▶ **Problem**
Can you pull out each line of the data below that includes the word "员工登记"?

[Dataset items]
####################
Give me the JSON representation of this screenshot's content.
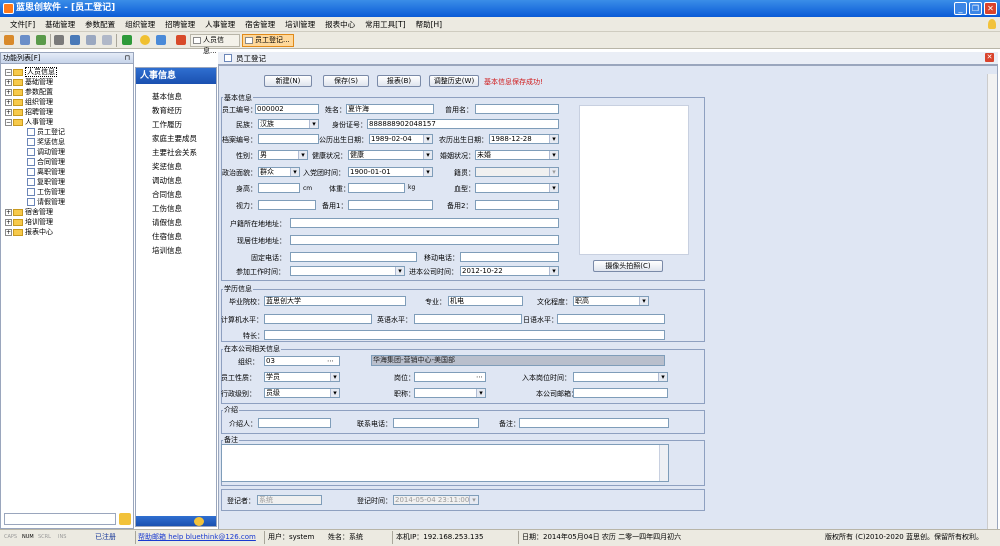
{
  "app": {
    "title": "蓝思创软件 - [员工登记]",
    "window_buttons": [
      "_",
      "❐",
      "✕"
    ]
  },
  "menu": [
    "文件[F]",
    "基础管理",
    "参数配置",
    "组织管理",
    "招聘管理",
    "人事管理",
    "宿舍管理",
    "培训管理",
    "报表中心",
    "常用工具[T]",
    "帮助[H]"
  ],
  "toolbar": {
    "tabs": [
      "人员信息...",
      "员工登记..."
    ]
  },
  "left_panel": {
    "title": "功能列表[F]",
    "root": "人员信息",
    "items": [
      "基础管理",
      "参数配置",
      "组织管理",
      "招聘管理",
      "人事管理",
      "员工登记",
      "奖惩信息",
      "调动管理",
      "合同管理",
      "离职管理",
      "复职管理",
      "工伤管理",
      "请假管理",
      "宿舍管理",
      "培训管理",
      "报表中心"
    ]
  },
  "side_menu": {
    "title": "人事信息",
    "items": [
      "基本信息",
      "教育经历",
      "工作履历",
      "家庭主要成员",
      "主要社会关系",
      "奖惩信息",
      "调动信息",
      "合同信息",
      "工伤信息",
      "请假信息",
      "住宿信息",
      "培训信息"
    ]
  },
  "subtab": "员工登记",
  "actions": {
    "new": "新建(N)",
    "save": "保存(S)",
    "report": "报表(B)",
    "history": "调整历史(W)",
    "message": "基本信息保存成功!"
  },
  "basic": {
    "legend": "基本信息",
    "emp_no_label": "员工编号：",
    "emp_no": "000002",
    "name_label": "姓名：",
    "name": "夏许海",
    "used_name_label": "曾用名：",
    "used_name": "",
    "ethnic_label": "民族：",
    "ethnic": "汉族",
    "id_label": "身份证号：",
    "id_no": "888888902048157",
    "file_no_label": "档案编号：",
    "file_no": "",
    "birth_label": "公历出生日期：",
    "birth": "1989-02-04",
    "lunar_label": "农历出生日期：",
    "lunar": "1988-12-28",
    "gender_label": "性别：",
    "gender": "男",
    "health_label": "健康状况：",
    "health": "健康",
    "marital_label": "婚姻状况：",
    "marital": "未婚",
    "political_label": "政治面貌：",
    "political": "群众",
    "party_label": "入党团时间：",
    "party": "1900-01-01",
    "native_label": "籍贯：",
    "native": "",
    "height_label": "身高：",
    "height_unit": "cm",
    "weight_label": "体重：",
    "weight_unit": "kg",
    "blood_label": "血型：",
    "vision_label": "视力：",
    "memo1_label": "备用1：",
    "memo2_label": "备用2：",
    "hukou_label": "户籍所在地地址：",
    "current_label": "现居住地地址：",
    "phone_label": "固定电话：",
    "mobile_label": "移动电话：",
    "work_start_label": "参加工作时间：",
    "join_label": "进本公司时间：",
    "join": "2012-10-22",
    "camera": "摄像头拍照(C)"
  },
  "edu": {
    "legend": "学历信息",
    "school_label": "毕业院校：",
    "school": "蓝思创大学",
    "major_label": "专业：",
    "major": "机电",
    "level_label": "文化程度：",
    "level": "职高",
    "computer_label": "计算机水平：",
    "english_label": "英语水平：",
    "japanese_label": "日语水平：",
    "skill_label": "特长："
  },
  "company": {
    "legend": "在本公司相关信息",
    "org_label": "组织：",
    "org": "03",
    "org_name": "华海集团-营销中心-美国部",
    "type_label": "员工性质：",
    "type": "学员",
    "post_label": "岗位：",
    "post_time_label": "入本岗位时间：",
    "rank_label": "行政级别：",
    "rank": "员级",
    "title_label": "职称：",
    "email_label": "本公司邮箱："
  },
  "intro": {
    "legend": "介绍",
    "introducer_label": "介绍人：",
    "contact_label": "联系电话：",
    "remark_label": "备注："
  },
  "notes": {
    "legend": "备注"
  },
  "register": {
    "by_label": "登记者：",
    "by": "系统",
    "time_label": "登记时间：",
    "time": "2014-05-04 23:11:00"
  },
  "status": {
    "modes": [
      "CAPS",
      "NUM",
      "SCRL",
      "INS"
    ],
    "registered": "已注册",
    "help": "帮助邮箱 help bluethink@126.com",
    "user": "用户：system",
    "uname": "姓名：系统",
    "ip": "本机IP：192.168.253.135",
    "date": "日期：2014年05月04日  农历 二零一四年四月初六",
    "rights": "版权所有 (C)2010-2020  蓝思创。保留所有权利。"
  }
}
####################
▶ **Output for this task**
    "title": "蓝思创软件 - [员工登记]",
      "员工登记..."
      "员工登记",
  "subtab": "员工登记",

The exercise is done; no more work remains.